=== What you have to do ===
In the data below, find each line carrying the string "background" and copy it out.

○ ○ ○ ○

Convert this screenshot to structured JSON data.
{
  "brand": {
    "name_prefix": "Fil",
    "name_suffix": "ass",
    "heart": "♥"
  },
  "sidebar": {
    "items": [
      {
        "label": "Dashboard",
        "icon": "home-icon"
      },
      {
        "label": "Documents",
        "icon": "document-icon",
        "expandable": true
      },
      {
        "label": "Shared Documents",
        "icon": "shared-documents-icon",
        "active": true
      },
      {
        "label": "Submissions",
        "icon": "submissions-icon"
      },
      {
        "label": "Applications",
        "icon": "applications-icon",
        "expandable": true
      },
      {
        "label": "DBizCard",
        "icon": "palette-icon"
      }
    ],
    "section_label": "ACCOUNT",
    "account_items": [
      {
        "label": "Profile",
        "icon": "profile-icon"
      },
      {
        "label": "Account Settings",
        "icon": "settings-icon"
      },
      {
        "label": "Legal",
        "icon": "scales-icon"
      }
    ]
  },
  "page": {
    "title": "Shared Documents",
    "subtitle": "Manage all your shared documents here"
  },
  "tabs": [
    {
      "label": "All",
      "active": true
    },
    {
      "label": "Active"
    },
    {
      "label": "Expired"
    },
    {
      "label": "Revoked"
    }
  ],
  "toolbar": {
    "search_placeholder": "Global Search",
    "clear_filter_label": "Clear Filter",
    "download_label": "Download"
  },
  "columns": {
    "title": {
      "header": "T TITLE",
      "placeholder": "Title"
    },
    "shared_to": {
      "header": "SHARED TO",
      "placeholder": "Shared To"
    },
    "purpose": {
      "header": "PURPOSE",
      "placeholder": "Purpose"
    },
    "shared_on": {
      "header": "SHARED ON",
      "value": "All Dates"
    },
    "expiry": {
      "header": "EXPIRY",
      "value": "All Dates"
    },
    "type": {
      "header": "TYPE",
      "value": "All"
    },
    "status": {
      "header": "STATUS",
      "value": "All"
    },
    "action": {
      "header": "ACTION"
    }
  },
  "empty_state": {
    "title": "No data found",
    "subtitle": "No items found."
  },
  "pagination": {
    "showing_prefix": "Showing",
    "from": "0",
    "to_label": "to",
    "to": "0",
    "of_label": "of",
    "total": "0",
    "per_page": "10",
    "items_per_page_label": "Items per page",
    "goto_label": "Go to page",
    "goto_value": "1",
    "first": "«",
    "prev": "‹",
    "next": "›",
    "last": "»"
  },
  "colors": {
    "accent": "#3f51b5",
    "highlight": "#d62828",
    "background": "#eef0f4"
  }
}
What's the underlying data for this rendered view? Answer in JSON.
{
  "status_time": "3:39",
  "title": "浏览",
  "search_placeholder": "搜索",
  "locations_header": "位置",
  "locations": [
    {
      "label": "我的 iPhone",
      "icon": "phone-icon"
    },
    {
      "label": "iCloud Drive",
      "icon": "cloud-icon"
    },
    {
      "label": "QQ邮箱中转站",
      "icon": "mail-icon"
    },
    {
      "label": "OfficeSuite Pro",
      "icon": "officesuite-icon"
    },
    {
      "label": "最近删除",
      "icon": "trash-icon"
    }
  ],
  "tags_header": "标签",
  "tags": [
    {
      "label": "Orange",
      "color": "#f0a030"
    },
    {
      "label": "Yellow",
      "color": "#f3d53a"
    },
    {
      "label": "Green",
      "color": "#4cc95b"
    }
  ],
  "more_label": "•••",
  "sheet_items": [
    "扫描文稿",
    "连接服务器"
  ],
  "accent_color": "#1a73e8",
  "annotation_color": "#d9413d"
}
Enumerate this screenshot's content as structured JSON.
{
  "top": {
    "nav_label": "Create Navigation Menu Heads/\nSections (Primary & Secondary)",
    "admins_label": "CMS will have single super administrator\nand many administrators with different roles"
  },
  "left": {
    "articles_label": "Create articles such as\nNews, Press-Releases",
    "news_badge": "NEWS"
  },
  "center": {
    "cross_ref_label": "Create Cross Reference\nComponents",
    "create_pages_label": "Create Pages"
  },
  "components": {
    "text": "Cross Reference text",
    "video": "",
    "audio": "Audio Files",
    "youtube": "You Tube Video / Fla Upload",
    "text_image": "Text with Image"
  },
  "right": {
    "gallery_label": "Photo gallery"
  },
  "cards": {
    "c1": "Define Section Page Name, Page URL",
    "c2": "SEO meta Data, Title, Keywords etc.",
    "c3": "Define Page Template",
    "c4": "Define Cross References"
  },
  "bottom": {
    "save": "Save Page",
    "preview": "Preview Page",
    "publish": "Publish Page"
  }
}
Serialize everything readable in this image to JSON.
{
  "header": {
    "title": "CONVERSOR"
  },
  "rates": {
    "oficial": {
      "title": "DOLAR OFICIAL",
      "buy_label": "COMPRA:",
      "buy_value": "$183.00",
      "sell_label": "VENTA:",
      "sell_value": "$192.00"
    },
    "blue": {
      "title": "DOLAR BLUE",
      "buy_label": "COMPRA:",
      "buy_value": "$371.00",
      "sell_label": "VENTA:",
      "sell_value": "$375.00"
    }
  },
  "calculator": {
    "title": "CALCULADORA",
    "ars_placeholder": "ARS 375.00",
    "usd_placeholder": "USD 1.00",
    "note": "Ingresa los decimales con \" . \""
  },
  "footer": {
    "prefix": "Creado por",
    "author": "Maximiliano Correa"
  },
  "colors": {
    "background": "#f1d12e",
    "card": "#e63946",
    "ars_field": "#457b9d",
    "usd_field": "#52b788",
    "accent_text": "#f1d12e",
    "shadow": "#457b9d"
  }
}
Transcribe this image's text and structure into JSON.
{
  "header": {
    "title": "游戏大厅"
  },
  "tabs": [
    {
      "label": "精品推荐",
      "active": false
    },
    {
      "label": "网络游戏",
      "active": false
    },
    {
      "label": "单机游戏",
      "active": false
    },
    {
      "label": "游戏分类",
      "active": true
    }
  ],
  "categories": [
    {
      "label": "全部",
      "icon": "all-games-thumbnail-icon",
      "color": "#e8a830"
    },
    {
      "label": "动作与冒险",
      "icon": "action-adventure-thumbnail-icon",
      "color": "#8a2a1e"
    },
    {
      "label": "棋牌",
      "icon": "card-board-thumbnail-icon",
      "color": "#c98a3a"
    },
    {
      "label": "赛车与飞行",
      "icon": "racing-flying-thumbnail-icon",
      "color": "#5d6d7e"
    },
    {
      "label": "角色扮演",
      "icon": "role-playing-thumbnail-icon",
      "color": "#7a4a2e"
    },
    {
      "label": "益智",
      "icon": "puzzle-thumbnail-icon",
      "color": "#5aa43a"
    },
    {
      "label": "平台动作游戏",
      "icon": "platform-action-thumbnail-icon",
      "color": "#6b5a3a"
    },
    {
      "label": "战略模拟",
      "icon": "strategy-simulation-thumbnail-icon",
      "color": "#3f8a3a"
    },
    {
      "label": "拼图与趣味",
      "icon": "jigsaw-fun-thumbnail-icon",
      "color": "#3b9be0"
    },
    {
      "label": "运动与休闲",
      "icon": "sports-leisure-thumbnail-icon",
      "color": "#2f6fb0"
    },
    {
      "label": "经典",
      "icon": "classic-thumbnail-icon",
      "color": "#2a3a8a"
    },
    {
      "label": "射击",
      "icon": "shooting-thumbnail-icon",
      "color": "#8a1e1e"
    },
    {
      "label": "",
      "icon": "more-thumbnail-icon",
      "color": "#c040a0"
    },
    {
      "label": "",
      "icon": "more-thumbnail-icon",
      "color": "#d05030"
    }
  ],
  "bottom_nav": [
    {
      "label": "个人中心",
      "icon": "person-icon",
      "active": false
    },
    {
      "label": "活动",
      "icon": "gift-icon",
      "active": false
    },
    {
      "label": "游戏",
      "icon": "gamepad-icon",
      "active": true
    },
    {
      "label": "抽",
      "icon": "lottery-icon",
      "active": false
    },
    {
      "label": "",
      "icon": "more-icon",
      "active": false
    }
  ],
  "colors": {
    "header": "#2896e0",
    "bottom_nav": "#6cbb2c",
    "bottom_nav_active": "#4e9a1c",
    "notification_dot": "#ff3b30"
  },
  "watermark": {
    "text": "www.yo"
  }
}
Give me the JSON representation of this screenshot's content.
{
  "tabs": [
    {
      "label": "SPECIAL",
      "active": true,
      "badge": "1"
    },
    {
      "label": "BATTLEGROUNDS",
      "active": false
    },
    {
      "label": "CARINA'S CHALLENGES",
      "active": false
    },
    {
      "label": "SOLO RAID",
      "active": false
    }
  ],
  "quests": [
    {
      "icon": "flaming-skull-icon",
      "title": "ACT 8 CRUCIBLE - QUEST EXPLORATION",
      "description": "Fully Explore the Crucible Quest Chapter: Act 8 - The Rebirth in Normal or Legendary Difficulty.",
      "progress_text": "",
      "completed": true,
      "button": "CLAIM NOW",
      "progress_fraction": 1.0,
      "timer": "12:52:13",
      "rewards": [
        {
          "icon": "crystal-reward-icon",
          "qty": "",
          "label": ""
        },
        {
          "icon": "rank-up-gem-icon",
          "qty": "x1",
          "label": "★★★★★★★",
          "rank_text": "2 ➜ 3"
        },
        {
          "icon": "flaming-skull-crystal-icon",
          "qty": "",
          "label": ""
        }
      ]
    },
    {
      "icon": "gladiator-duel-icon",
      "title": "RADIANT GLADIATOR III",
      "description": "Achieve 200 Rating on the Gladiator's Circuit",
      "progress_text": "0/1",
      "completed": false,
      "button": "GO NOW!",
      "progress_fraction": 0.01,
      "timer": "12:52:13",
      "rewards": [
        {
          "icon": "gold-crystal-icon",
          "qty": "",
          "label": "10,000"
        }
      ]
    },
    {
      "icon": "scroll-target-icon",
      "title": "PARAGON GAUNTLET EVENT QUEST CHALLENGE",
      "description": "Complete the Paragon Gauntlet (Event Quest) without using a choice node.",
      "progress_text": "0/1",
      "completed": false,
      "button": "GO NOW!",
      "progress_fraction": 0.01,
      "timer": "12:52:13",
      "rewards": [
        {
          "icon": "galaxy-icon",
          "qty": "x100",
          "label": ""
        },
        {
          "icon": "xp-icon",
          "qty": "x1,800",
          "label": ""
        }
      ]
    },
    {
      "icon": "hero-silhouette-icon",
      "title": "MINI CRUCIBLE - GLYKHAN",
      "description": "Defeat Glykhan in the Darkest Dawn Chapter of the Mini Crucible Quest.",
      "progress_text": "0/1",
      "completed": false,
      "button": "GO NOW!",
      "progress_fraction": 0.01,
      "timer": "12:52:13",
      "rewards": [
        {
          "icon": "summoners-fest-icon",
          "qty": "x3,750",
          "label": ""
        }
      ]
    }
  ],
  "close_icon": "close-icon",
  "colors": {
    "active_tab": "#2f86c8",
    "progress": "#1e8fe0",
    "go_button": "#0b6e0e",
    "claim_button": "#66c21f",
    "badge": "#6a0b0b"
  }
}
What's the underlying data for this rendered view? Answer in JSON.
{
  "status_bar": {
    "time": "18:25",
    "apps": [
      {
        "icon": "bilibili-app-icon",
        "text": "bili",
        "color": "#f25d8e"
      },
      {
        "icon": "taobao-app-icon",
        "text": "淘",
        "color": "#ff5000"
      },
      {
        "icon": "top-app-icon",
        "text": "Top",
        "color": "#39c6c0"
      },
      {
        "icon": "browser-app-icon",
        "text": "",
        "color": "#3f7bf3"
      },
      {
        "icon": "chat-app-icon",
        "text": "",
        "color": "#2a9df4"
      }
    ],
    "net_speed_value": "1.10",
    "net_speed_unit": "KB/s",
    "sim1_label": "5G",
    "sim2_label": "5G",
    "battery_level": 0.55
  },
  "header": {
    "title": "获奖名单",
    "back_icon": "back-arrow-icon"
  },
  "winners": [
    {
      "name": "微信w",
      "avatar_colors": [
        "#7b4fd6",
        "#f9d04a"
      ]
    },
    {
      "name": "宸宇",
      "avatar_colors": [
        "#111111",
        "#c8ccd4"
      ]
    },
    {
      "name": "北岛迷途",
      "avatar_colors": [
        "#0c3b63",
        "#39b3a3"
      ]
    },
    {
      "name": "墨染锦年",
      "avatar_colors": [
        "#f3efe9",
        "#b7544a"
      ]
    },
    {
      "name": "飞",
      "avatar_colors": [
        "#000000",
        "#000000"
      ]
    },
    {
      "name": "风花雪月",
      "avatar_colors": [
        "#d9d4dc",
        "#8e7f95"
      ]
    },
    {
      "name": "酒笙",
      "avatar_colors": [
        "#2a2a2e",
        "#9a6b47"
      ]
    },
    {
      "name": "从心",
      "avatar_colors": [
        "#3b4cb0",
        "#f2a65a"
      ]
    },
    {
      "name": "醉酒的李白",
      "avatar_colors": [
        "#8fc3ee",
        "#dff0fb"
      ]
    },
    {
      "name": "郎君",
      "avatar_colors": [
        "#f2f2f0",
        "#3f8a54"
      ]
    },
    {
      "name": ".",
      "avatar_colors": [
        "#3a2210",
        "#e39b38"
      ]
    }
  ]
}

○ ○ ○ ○

=== Output of the exercise ===
    "background": "#eef0f4"
    "background": "#f1d12e",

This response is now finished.